Loyalty credits accumulated during 10/01/18 - 12/31/18 are eligible for dollars back on purchases made during 01/01/19 - 01/31/19. Credits earned on purchases during 01/01/19 - 01/31/19 will not be available for use until the next loyalty redemption period. Only web account holders who live in the USA and do not have special pricing or other contractual agreements with us are eligible for Tundra's Loyalty Program. Learn more at www.etundra.com/loyalty-program/
Filter your Search
49 products found
Food Prep Supplies
Colanders might seem like simple kitchen tools, but they're far from indispensable. Used for much more than simple draining pasta noodles, plastic and stainless steel colanders are ideal for washing vegetables, rinsing grains, and even used with cheesecloths to strain stock. Consider if you'll use your colander separately or in conjunction with your existing cookware—you'll want to make sure it's the appropriate size.
Types of Commercial Colanders
When shopping for the perfect colander for your commercial kitchen, first consider your needs. Plastic colanders are lightweight and very inexpensive, but you get what you pay for. If your plastic colander comes into contact with something hot (which is quite likely in a restaurant kitchen) then it could melt. You should also think twice about steaming vegetables in plastic colanders.
A stainless steel colander on the other hand gives chefs the long lasting durability they want. Stainless steel is a favorite in commercial kitchens, used in everything from work tables to refrigerators. That's because stainless steel performs well in hot and humid environments—you won't find any rust on a stainless steel colander. And since stainless steel colanders are easy to clean you'll also score some points with your health inspector. Still, these added perks do come at a higher cost.

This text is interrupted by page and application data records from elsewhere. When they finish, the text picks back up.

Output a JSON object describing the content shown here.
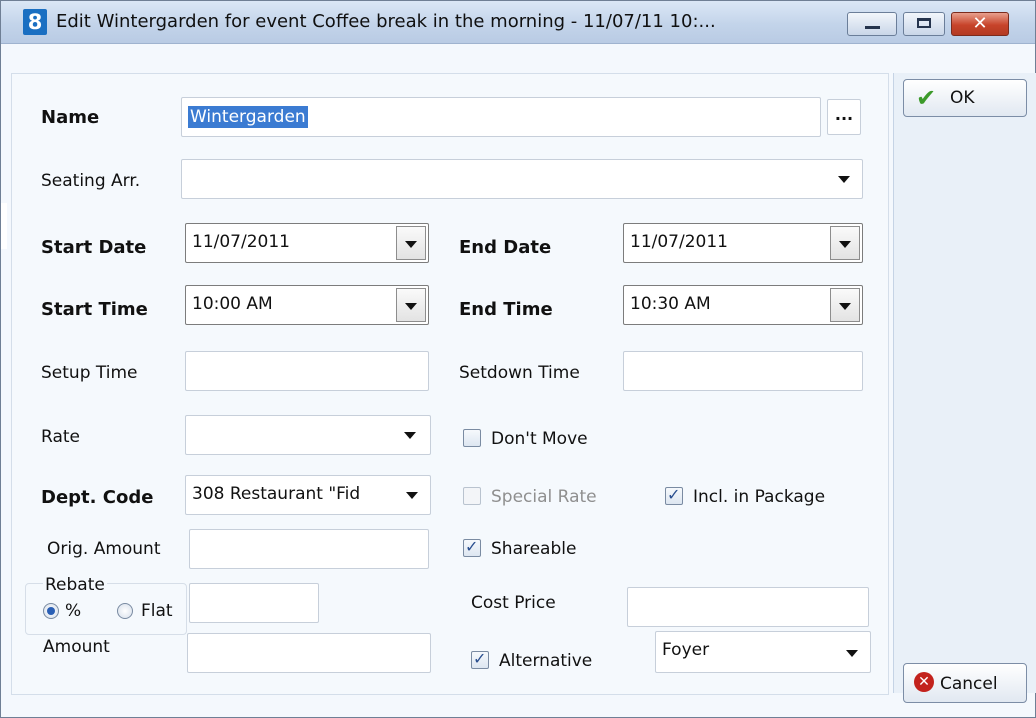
{
  "window": {
    "title": "Edit Wintergarden for event Coffee break in the morning - 11/07/11 10:...",
    "app_icon": "8"
  },
  "form": {
    "name_label": "Name",
    "name_value": "Wintergarden",
    "ellipsis_label": "...",
    "seating_label": "Seating Arr.",
    "seating_value": "",
    "start_date_label": "Start Date",
    "start_date_value": "11/07/2011",
    "end_date_label": "End Date",
    "end_date_value": "11/07/2011",
    "start_time_label": "Start Time",
    "start_time_value": "10:00 AM",
    "end_time_label": "End Time",
    "end_time_value": "10:30 AM",
    "setup_time_label": "Setup Time",
    "setup_time_value": "",
    "setdown_time_label": "Setdown Time",
    "setdown_time_value": "",
    "rate_label": "Rate",
    "rate_value": "",
    "dont_move_label": "Don't Move",
    "dont_move_checked": false,
    "dept_code_label": "Dept. Code",
    "dept_code_value": "308  Restaurant \"Fid",
    "special_rate_label": "Special Rate",
    "special_rate_checked": false,
    "incl_package_label": "Incl. in Package",
    "incl_package_checked": true,
    "orig_amount_label": "Orig. Amount",
    "orig_amount_value": "",
    "shareable_label": "Shareable",
    "shareable_checked": true,
    "rebate_label": "Rebate",
    "rebate_percent_label": "%",
    "rebate_flat_label": "Flat",
    "rebate_mode": "%",
    "rebate_value": "",
    "cost_price_label": "Cost Price",
    "cost_price_value": "",
    "amount_label": "Amount",
    "amount_value": "",
    "alternative_label": "Alternative",
    "alternative_checked": true,
    "alternative_value": "Foyer"
  },
  "buttons": {
    "ok": "OK",
    "cancel": "Cancel"
  },
  "colors": {
    "titlebar": "#c3d4ea",
    "selection": "#3b7bd2",
    "close_button": "#c7432a",
    "ok_check": "#3c9a2a",
    "cancel_icon": "#c3221c"
  }
}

For those who want more durability than a plastic colander but don't like the price point of a stainless steel colander, we present aluminum colanders. More lightweight and cheaper than its stainless steel counterpart, aluminum colanders are also rust resistant. As a material, aluminum can become soft above 400 degrees Fahrenheit, so keep that in mind when working at high temperatures.